1 tablespoon butter
5 stalks of celery, cut into small pieces
1 large onion, finely diced
1 teaspoon dried rubbed sage
1 cup fresh parsley, chopped
10 cups dried bread cubes, *homemade or store bought
3-4 cups cold chicken stock or water

1)  Dump the dried bread cubes into a large mixing bowl, set aside.  In a large skillet, cook the sausage until browned.  Drain off any excess fat.  Dump sausage into the bread bowl.
2)  Add the butter to the skillet and add the celery and onion.  Cook 6-7 minutes or until veggies are soft.  Add the sage and parsley.  Mix well.  Add to the bread bowl.  Pour half of the chicken stock over the goodies in the bowl.  Gently fold stuffing ingredients.  Keep adding the stock until all of the bread is moistened.  Cool completely and refrigerate in a large zip bag.  Stuff the cold bird with the cold stuffing right before going into the oven.

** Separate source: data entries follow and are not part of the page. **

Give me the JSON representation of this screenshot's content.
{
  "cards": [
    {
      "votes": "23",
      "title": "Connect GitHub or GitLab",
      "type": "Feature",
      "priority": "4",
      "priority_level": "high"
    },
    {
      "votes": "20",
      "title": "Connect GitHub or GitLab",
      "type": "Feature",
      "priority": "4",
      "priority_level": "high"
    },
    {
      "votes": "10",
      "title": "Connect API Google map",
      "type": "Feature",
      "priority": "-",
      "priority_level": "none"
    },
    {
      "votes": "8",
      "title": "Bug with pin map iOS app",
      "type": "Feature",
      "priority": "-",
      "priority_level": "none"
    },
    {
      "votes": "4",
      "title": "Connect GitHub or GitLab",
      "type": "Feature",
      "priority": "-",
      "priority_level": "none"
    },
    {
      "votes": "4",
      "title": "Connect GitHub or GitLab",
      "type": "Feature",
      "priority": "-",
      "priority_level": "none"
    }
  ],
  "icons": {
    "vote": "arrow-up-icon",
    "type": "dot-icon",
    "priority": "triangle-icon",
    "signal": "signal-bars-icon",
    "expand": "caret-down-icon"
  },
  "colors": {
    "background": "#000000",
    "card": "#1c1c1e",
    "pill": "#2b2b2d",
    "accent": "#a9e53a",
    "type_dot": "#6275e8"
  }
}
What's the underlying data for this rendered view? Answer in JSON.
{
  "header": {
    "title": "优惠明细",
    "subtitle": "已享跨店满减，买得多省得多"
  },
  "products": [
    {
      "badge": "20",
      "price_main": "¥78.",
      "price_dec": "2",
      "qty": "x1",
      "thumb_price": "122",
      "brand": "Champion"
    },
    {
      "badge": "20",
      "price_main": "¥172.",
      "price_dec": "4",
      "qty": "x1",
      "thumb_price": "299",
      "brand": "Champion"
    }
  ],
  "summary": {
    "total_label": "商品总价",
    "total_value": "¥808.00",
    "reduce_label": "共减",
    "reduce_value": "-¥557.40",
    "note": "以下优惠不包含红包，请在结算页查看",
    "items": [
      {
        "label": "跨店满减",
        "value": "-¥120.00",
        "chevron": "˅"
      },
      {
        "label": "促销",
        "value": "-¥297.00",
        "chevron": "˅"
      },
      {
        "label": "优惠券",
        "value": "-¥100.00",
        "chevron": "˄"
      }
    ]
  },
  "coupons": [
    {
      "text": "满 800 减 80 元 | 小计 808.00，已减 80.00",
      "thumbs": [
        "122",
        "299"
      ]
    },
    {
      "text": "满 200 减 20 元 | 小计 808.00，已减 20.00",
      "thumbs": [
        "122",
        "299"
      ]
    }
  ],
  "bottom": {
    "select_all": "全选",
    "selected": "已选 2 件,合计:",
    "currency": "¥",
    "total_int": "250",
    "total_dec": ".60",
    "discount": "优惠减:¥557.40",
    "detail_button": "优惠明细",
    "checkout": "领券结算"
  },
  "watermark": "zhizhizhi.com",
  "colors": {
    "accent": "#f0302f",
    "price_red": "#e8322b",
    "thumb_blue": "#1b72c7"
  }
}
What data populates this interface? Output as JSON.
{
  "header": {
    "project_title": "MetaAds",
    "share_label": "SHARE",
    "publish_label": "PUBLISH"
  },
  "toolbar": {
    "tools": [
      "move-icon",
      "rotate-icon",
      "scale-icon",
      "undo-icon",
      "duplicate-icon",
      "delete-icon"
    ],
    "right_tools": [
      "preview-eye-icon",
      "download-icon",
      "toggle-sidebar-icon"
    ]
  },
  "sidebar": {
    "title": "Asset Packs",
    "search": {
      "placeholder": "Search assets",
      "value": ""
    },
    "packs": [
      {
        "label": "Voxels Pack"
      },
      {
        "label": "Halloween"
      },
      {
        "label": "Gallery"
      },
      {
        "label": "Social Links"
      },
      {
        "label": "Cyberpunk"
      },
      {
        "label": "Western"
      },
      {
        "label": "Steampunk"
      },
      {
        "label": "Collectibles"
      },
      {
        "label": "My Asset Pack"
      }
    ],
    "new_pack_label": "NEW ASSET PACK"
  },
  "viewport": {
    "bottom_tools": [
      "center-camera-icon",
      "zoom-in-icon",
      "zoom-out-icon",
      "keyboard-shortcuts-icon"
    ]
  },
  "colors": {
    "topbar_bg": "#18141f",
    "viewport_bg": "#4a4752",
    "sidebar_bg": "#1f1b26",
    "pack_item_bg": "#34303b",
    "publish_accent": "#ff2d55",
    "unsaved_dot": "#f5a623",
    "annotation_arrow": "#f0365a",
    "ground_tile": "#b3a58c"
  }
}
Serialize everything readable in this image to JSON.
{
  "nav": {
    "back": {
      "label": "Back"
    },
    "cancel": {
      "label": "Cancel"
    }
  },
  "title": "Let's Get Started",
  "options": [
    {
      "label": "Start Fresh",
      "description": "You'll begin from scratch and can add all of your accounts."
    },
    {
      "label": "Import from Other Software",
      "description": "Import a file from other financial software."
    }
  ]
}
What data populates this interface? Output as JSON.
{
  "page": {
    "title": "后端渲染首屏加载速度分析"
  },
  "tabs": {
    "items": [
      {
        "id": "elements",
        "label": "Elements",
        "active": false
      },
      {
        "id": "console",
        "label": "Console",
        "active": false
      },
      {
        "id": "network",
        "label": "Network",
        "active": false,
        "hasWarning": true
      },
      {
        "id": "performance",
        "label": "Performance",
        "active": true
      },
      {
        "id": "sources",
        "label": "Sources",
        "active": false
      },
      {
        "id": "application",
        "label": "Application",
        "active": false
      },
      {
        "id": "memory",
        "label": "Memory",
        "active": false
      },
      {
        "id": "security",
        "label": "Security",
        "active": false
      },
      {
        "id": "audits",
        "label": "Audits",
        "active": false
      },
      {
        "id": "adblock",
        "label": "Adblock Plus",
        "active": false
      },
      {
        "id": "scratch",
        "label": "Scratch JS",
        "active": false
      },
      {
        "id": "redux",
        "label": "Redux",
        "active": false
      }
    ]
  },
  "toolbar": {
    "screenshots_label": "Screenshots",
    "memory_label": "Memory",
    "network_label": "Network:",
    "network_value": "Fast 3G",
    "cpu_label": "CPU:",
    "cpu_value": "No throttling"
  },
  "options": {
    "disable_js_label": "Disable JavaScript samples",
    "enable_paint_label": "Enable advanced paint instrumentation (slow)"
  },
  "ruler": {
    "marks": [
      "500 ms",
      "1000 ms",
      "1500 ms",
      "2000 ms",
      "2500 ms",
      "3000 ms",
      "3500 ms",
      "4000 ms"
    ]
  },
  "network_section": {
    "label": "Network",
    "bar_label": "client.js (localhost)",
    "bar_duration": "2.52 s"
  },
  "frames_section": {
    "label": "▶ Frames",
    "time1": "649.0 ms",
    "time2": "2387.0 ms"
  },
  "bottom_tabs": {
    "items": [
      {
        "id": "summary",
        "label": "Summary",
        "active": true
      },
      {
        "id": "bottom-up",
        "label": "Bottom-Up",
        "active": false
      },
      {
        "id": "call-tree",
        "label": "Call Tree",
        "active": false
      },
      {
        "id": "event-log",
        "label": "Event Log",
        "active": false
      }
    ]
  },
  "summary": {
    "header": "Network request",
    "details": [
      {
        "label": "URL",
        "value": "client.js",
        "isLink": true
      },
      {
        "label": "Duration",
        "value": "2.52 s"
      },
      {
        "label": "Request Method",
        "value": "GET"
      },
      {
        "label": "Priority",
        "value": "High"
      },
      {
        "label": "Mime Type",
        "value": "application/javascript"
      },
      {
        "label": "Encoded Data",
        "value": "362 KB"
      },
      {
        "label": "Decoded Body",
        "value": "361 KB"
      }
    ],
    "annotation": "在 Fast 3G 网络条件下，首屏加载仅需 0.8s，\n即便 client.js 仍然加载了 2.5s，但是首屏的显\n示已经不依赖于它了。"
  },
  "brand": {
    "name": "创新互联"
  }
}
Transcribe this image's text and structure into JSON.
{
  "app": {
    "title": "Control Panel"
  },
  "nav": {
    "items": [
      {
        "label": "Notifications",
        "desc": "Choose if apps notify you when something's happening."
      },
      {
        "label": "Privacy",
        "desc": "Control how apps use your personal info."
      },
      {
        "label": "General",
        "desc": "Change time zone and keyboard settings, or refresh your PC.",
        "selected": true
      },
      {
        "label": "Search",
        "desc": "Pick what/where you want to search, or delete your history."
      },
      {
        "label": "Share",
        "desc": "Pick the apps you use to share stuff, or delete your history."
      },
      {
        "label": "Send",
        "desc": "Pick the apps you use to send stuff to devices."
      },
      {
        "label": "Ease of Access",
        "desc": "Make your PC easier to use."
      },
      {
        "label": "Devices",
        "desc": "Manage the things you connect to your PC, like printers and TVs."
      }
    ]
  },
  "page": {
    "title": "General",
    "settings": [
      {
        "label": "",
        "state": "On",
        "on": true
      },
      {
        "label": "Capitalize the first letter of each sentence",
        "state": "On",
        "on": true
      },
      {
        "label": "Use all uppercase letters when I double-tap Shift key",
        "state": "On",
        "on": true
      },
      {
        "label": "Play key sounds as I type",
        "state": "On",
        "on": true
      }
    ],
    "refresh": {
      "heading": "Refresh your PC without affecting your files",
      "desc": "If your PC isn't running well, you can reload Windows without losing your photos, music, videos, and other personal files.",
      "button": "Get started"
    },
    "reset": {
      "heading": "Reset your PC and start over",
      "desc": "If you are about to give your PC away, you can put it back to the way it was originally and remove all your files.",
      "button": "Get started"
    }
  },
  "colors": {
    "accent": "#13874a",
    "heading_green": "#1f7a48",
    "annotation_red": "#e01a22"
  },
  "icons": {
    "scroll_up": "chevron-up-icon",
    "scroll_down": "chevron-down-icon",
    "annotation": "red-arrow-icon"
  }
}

*To make your own dried bread cubes cut leftover bread into 1/2″ cubes.  Spread over a cookie sheet, do not crowd.  Bake in 300′ oven for 15-20 minutes or until the bread is totally dried out.  Turn the bread cubes every 5 minutes.  Cool completely.  Store in a zip bag if you’re not using right away.

**If you’d like to bake the stuffing in a casserole dish, butter a 2 quart dish generously with butter.  Add the stuffing and pack in.  Add a couple of pats of butter to the top.  Bake at 350′ for 30-35 minutes.  Makes about eight 1/2 cup servings.

Gobble Gobble!